It’s so different to be able to follow the pigtrails of my thought process past the “I have to,” and on to “I want to.” I cannot even express how grateful I am for the chance I’ve been given to do so. Few of the things I’m doing are actually saving us money, I can promise you. Most of what I’ve tried to make are things which are honestly cheaper, if in nothing but time, to buy. The amount it costs me to make bread, to make crackers, etc., these are pretty much a wash. When a one-pound loaf of bread is 99 cents, it’s hard to beat, pricewise, at least. But, in moving to convenience, to the manufacture of the food and other things that make up the warp and weft of our daily lives, we may have lost more than we know. We’ve certainly lost a lot in terms of taste, as my husband pointed out the only time I’ve actually purchased bread in the last few months. 😀
The exception, of course, is the furniture. The massive hall tree we constructed probably would have cost in the thousands of dollars, seriously. The biggest one we found was up in the $1200 range, and was less than half the size. The entertainment center, bed frame, and closet organizer were probably a couple thousand in savings, as well. Plus, of course, the dining table cost us $30 and the chairs were free.
The other thing all this making has brought back to my life is music. I’ve never been able to listen to music and write. Anything with words affects the words that are coming through my fingers. And yes, I’ve tried classical music. Puts me to sleep. When you look at what you’ve just typed, and it’s: lakkafaehf we’aq3=s lsl.kkkkkkkkkkkkkkkkkkkkkkkkkkk, you know you went to sleep mid-sentence. Unless you have a cat, and then it’s the cat’s fault.

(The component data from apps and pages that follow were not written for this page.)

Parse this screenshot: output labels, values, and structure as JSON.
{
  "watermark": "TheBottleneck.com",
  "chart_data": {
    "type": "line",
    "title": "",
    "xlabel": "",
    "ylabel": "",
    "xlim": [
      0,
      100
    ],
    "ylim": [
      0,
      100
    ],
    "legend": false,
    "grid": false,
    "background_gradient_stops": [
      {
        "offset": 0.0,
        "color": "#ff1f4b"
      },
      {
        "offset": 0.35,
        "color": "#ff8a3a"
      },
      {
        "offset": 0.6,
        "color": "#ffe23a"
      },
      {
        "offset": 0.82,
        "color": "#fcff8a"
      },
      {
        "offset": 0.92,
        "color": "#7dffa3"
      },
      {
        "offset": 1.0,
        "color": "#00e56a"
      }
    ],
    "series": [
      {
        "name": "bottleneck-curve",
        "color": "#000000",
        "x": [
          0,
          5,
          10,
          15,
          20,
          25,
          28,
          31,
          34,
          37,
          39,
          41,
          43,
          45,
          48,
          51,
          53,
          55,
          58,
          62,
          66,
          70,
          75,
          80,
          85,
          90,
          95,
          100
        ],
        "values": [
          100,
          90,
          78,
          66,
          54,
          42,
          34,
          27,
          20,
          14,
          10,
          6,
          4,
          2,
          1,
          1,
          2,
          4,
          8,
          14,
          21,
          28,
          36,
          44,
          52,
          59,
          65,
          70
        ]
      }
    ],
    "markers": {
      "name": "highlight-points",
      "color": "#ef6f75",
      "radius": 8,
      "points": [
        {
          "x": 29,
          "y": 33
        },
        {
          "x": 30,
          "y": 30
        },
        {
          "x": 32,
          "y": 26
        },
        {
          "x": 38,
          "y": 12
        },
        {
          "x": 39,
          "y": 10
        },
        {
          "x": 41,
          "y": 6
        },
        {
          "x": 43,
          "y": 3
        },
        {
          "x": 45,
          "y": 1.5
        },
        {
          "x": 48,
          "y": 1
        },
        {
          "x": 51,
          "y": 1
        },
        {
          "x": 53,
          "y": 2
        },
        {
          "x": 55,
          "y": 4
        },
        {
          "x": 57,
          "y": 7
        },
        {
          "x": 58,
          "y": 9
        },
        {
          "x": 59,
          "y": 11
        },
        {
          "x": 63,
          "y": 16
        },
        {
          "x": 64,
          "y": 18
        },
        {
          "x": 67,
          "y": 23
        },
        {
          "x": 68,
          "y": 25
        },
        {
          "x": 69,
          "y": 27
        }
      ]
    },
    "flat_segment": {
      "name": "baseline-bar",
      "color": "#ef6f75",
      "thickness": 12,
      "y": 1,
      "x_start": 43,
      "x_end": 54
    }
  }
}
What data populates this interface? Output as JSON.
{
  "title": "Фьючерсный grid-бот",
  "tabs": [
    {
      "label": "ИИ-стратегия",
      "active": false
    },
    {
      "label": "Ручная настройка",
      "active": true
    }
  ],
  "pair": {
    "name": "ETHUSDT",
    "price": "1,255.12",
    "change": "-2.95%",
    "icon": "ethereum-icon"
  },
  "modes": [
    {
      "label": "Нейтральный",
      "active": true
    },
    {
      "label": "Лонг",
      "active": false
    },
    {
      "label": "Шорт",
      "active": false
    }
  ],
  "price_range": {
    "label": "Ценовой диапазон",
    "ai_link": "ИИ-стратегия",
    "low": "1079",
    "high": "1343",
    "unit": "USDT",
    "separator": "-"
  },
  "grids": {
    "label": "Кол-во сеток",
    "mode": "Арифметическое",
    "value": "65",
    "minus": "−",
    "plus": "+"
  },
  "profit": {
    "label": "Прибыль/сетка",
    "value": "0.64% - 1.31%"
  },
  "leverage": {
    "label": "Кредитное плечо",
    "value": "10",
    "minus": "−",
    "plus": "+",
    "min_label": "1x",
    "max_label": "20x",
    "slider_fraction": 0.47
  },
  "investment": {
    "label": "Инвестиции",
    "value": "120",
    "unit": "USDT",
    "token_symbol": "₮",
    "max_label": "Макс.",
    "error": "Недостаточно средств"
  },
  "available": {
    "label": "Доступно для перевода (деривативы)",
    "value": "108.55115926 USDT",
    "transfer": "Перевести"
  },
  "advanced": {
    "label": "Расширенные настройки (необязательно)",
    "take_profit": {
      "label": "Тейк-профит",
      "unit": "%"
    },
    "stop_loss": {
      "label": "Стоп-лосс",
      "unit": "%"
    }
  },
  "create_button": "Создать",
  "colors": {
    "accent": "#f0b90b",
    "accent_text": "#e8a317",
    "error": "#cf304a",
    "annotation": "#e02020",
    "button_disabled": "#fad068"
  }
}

All things considered, even with the savings through the furniture building, I’m not allowed to be smug. I have found that there are things that I’m not good at as I wander through each of these “I want to learn how to” processes. Such as the fact that I’m not good at cooking. Oh, I’m very good at baking. Just the whole cooking dinner thing is mind-numbing and annoying. Fortunately, Corey’s quite good at it. So, whenever possible, I just leave it to him. I’ll do the prep work, potatoes and such, and leave the dinner itself to him. Makes us both happy…
Now to get the man off to work, and to start figuring out how to turn green spiky stuff into a basket…